Task statement
Using the data beneath, show every line that includes the word "letter".

Data for the task
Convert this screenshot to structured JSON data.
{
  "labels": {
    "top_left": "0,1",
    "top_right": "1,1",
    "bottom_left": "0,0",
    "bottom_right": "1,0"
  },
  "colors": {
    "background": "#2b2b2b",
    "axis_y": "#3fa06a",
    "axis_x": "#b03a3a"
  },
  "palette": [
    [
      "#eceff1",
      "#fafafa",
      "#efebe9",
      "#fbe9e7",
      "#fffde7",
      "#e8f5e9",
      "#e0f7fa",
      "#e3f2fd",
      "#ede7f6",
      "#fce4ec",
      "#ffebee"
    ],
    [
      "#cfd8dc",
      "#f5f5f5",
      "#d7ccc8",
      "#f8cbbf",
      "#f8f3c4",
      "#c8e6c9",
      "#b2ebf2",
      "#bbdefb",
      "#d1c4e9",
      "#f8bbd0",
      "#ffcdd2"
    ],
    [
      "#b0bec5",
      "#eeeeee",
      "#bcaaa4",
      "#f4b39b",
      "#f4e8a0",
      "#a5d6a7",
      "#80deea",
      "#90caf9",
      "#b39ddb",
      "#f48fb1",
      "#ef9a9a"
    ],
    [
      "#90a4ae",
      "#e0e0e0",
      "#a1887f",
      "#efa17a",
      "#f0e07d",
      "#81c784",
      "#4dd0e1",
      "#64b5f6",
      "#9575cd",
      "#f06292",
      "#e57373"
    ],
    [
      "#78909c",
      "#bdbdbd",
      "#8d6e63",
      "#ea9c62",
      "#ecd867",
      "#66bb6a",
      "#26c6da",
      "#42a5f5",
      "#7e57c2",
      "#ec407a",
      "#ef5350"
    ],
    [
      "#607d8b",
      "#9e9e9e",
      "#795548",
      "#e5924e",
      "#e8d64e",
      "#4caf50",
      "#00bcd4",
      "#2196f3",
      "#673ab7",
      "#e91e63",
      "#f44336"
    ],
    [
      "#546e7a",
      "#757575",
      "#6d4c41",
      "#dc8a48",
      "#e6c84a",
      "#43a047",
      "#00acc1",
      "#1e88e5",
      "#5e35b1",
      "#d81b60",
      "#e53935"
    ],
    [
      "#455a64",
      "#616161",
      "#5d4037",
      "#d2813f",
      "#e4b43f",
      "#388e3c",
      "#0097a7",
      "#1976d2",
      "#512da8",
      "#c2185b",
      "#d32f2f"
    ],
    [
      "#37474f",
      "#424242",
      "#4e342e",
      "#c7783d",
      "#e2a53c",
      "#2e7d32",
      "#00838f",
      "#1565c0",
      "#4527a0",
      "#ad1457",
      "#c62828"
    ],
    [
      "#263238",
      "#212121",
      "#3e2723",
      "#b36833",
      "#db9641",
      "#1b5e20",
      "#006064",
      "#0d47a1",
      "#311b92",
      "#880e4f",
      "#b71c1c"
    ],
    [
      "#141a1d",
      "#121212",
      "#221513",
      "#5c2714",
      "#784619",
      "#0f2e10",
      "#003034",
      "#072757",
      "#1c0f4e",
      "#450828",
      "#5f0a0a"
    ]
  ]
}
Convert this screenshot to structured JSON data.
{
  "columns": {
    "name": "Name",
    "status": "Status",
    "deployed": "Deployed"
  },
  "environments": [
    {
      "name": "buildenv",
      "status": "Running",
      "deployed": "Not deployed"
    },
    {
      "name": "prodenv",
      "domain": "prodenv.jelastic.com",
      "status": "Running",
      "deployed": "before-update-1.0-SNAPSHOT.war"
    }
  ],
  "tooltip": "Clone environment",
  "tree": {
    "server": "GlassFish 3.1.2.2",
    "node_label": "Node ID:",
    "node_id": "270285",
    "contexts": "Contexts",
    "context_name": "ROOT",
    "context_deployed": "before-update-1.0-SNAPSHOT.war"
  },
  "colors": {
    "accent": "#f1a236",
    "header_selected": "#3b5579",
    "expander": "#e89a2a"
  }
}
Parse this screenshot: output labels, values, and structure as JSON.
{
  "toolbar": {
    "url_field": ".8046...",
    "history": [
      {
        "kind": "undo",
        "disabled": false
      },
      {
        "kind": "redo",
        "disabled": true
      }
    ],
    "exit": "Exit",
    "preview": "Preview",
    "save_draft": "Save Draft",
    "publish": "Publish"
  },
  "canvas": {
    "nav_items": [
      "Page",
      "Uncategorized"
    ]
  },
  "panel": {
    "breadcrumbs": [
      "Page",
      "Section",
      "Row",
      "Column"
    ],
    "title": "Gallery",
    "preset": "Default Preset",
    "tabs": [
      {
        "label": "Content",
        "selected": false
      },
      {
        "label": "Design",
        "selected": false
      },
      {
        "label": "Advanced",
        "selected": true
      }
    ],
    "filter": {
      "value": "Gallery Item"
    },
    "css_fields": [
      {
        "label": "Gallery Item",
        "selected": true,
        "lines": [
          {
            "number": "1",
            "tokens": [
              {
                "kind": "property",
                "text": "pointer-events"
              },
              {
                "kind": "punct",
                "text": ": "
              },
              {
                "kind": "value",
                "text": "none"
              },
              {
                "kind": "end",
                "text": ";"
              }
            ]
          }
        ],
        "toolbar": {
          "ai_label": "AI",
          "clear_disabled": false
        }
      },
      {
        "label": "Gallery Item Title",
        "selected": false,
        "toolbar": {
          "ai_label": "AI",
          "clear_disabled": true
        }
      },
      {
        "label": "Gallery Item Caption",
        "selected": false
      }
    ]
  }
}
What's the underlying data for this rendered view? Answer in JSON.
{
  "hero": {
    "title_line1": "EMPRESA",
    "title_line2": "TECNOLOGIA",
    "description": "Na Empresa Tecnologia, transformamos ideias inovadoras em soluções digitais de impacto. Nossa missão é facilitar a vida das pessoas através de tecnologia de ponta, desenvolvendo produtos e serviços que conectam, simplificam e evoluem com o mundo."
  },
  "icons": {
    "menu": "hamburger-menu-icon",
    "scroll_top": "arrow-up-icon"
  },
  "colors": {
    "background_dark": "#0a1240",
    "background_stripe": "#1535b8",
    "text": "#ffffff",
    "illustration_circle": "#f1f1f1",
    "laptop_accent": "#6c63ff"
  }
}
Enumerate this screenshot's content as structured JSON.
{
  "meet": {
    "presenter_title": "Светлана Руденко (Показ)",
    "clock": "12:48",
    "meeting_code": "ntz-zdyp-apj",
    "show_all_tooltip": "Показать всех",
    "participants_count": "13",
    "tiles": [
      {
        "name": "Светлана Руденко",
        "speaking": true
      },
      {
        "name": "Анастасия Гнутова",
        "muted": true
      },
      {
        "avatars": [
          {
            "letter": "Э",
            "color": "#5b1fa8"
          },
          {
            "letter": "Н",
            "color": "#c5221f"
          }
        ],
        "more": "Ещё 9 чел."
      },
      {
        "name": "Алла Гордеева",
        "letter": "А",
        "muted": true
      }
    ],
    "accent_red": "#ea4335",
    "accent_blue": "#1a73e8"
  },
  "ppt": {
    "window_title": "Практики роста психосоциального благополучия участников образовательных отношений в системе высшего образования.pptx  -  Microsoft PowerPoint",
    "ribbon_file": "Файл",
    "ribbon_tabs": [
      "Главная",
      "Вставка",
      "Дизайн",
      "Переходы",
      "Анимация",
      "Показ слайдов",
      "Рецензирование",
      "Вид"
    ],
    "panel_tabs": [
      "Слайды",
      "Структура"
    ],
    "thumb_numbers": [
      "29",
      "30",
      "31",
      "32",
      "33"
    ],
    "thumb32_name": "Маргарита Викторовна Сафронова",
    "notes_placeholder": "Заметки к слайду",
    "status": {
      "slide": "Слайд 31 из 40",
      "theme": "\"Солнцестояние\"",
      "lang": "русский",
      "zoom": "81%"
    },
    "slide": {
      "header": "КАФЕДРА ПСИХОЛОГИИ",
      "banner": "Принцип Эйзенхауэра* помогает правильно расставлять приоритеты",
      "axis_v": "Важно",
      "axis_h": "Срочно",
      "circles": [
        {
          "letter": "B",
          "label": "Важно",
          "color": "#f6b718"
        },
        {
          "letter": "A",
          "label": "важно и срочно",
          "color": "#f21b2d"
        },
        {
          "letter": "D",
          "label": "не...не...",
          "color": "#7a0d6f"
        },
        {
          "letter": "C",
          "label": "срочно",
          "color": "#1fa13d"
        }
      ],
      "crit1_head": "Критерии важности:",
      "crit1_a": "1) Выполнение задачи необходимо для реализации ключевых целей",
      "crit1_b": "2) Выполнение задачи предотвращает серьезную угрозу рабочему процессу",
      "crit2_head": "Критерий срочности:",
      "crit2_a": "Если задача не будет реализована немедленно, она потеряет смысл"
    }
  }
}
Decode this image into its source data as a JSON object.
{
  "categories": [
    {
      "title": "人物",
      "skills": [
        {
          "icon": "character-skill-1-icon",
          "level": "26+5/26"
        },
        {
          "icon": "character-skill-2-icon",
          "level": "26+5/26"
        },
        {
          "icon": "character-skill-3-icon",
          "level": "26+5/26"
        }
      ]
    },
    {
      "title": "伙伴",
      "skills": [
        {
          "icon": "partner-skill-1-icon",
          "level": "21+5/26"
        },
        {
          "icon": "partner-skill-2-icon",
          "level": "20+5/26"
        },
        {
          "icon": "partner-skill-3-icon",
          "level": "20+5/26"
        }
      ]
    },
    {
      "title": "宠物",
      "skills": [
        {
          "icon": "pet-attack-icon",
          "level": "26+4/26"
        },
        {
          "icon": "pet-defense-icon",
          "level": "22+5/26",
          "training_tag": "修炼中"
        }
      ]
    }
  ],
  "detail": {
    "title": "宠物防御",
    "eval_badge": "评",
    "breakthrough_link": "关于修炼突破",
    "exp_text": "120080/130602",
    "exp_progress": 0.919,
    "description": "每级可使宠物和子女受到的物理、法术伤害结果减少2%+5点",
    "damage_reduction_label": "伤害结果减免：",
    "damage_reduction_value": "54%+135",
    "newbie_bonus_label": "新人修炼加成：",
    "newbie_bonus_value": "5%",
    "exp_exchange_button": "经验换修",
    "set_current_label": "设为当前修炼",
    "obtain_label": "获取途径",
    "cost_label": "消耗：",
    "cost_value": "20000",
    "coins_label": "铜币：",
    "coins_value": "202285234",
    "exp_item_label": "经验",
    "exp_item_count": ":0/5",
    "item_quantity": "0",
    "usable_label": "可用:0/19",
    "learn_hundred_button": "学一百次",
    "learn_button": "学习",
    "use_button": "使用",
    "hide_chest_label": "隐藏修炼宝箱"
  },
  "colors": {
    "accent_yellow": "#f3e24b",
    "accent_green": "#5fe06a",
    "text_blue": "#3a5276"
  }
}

Solved problem
            "letter": "Э",
            "letter": "Н",
        "letter": "А",
          "letter": "B",
          "letter": "A",
          "letter": "D",
          "letter": "C",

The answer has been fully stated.